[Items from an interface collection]
^^^^^^^^

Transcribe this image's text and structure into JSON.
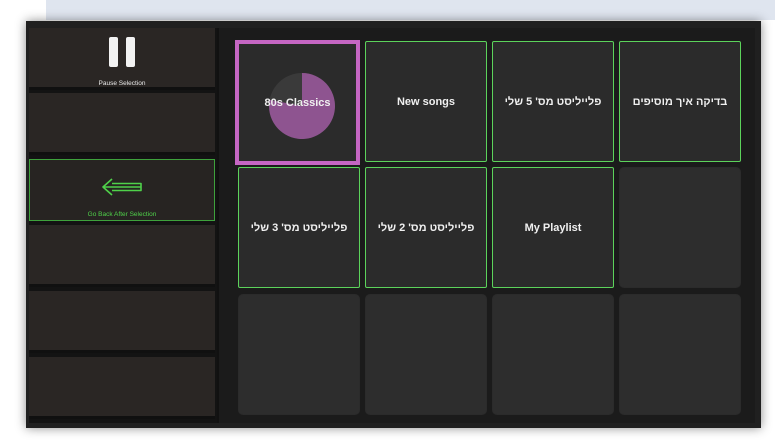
{
  "sidebar": {
    "pause_label": "Pause Selection",
    "go_back_label": "Go Back After Selection"
  },
  "tiles": [
    {
      "label": "80s Classics",
      "selected": true,
      "progress": 0.78
    },
    {
      "label": "New songs"
    },
    {
      "label": "פלייליסט מס' 5 שלי"
    },
    {
      "label": "בדיקה איך מוסיפים"
    },
    {
      "label": "פלייליסט מס' 3 שלי"
    },
    {
      "label": "פלייליסט מס' 2 שלי"
    },
    {
      "label": "My Playlist"
    }
  ],
  "colors": {
    "playlist_border": "#5cd35b",
    "selection_border": "#c566c3",
    "progress_fill": "#8e5490",
    "go_back_accent": "#4fd14a"
  },
  "icons": {
    "pause": "pause-icon",
    "go_back": "arrow-left-icon",
    "progress": "dwell-progress-icon"
  }
}
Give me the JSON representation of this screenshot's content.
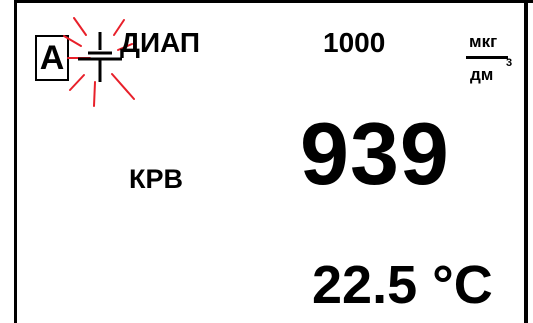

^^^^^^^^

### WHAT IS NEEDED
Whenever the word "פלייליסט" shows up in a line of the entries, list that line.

### SOLUTION TO THE PROBLEM
      "label": "פלייליסט מס' 5 שלי"
      "label": "פלייליסט מס' 3 שלי"
      "label": "פלייליסט מס' 2 שלי"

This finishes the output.